EXERCISE BRIEF: How many of the lines below have the word "tree" in them? The answer is that number and nothing more.

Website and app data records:
○ ○ ○

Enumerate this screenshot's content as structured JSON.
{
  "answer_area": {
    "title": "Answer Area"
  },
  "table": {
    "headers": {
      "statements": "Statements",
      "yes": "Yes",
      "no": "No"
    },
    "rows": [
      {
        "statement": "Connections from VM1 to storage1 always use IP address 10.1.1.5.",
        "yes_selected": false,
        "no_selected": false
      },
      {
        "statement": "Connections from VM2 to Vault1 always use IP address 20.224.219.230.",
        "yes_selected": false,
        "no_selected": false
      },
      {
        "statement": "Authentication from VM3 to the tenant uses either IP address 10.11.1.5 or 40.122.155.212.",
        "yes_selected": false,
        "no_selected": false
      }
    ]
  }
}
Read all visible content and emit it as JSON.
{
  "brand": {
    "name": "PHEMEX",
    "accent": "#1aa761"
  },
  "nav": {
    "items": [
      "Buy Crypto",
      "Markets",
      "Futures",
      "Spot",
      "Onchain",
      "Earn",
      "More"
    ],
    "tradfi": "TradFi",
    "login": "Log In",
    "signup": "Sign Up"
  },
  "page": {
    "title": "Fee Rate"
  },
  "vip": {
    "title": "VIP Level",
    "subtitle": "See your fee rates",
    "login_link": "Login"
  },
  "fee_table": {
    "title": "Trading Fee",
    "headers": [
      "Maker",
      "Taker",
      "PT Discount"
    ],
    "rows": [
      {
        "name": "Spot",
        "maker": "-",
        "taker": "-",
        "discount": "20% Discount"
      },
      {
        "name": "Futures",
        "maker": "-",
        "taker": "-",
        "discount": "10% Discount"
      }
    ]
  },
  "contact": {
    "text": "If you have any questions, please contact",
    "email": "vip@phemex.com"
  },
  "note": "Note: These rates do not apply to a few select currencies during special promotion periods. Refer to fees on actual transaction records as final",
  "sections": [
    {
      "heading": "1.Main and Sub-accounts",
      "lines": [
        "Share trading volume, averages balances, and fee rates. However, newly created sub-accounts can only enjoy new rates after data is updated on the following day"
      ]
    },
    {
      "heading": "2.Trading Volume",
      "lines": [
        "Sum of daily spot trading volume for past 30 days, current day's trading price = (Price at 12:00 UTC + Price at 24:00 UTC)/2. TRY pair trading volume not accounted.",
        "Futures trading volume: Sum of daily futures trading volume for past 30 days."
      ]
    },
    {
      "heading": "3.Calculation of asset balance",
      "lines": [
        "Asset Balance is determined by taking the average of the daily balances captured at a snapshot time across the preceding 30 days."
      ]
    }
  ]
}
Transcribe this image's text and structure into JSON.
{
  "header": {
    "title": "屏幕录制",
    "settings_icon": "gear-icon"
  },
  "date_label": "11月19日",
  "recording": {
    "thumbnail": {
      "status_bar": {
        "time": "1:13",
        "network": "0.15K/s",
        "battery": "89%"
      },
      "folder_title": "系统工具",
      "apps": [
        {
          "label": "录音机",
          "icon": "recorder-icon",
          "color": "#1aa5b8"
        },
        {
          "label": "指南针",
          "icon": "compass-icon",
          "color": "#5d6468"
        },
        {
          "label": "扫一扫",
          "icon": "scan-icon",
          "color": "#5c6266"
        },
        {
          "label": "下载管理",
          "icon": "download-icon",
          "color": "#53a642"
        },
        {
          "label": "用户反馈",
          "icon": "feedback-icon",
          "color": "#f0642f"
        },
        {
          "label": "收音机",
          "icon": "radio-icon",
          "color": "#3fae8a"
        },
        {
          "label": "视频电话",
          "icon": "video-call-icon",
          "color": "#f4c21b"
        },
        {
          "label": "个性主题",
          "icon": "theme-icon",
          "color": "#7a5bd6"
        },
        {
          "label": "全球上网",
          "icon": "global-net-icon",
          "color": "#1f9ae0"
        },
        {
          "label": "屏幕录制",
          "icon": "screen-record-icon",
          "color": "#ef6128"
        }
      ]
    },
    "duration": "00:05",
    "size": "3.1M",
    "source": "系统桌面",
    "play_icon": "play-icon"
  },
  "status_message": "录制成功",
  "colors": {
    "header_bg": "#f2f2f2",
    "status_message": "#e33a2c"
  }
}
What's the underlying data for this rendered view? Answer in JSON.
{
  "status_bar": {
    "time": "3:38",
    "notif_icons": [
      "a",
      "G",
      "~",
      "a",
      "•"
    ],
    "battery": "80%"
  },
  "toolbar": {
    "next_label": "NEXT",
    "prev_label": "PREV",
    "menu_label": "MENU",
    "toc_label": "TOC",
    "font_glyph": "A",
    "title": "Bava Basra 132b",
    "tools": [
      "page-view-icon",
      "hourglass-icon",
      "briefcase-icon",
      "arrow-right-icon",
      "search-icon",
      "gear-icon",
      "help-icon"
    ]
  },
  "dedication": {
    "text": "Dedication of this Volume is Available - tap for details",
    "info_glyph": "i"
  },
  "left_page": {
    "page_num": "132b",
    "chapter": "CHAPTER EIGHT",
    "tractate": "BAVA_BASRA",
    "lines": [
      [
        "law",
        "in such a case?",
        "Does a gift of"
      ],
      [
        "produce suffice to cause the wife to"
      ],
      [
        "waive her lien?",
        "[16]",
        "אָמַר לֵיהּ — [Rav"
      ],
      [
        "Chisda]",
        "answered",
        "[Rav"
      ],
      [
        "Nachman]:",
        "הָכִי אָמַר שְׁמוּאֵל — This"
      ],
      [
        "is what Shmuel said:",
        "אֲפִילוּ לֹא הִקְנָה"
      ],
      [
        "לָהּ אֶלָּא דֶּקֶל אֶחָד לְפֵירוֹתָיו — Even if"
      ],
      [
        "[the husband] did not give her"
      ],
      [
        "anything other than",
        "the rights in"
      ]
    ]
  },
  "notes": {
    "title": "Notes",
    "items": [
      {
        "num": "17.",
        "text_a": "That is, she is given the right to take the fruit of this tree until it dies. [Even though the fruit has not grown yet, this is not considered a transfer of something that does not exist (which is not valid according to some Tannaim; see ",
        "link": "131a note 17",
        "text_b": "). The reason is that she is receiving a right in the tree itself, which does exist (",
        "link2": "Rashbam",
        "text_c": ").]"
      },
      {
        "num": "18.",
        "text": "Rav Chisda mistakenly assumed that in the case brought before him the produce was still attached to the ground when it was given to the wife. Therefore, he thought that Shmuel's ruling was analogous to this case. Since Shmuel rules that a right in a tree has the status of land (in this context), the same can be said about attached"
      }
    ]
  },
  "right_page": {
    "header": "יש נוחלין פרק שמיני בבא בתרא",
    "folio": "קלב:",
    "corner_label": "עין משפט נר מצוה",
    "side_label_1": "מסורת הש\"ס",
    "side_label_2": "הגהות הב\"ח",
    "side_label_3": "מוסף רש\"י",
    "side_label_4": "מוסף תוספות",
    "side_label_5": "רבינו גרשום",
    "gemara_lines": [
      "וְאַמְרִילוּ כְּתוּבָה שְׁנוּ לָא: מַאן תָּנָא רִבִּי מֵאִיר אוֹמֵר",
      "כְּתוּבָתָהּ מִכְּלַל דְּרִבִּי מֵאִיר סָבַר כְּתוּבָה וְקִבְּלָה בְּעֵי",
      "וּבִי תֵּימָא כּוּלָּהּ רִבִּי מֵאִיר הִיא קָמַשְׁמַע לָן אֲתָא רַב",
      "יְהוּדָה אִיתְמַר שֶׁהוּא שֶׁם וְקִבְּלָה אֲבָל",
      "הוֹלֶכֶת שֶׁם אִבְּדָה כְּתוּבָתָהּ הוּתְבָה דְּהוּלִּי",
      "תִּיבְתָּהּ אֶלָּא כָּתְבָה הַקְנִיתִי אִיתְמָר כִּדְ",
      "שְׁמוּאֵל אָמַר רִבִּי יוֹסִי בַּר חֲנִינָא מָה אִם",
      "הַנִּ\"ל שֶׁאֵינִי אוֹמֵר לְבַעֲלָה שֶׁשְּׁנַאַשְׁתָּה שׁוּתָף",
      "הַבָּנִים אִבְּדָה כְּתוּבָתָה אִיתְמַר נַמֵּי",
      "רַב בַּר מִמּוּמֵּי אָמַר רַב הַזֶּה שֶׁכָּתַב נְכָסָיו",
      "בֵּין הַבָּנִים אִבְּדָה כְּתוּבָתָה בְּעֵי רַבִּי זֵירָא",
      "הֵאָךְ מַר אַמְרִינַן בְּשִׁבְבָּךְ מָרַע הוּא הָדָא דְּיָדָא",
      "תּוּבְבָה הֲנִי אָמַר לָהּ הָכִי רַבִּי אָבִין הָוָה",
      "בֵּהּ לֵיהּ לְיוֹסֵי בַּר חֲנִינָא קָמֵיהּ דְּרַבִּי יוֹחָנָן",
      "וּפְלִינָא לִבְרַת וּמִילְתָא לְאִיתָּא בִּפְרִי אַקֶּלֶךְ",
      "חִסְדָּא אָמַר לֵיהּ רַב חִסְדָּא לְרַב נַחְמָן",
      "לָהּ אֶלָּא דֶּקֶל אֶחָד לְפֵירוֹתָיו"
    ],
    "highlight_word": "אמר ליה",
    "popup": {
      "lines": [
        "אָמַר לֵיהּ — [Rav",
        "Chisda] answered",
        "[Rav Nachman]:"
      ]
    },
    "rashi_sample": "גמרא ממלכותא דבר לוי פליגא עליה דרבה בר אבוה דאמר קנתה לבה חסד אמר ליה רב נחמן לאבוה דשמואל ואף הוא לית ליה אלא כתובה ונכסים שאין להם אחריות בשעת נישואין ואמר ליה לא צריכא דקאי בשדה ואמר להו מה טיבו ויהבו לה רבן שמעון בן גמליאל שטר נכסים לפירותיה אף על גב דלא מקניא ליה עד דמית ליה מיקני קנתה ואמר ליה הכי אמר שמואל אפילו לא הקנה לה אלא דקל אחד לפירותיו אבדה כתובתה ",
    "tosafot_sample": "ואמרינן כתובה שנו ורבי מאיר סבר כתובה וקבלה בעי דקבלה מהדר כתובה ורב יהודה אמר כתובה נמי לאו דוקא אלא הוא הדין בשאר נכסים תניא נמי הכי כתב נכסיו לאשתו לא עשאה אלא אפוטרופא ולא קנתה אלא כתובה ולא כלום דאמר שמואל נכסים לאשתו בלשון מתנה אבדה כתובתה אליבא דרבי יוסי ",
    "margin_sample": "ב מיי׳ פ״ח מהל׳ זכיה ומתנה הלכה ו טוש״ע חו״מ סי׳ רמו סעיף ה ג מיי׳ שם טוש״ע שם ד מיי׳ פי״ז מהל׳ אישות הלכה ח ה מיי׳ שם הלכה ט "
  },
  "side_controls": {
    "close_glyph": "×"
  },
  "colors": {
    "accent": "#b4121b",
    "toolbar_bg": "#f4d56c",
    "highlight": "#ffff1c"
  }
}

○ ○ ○

FINAL ANSWER: 3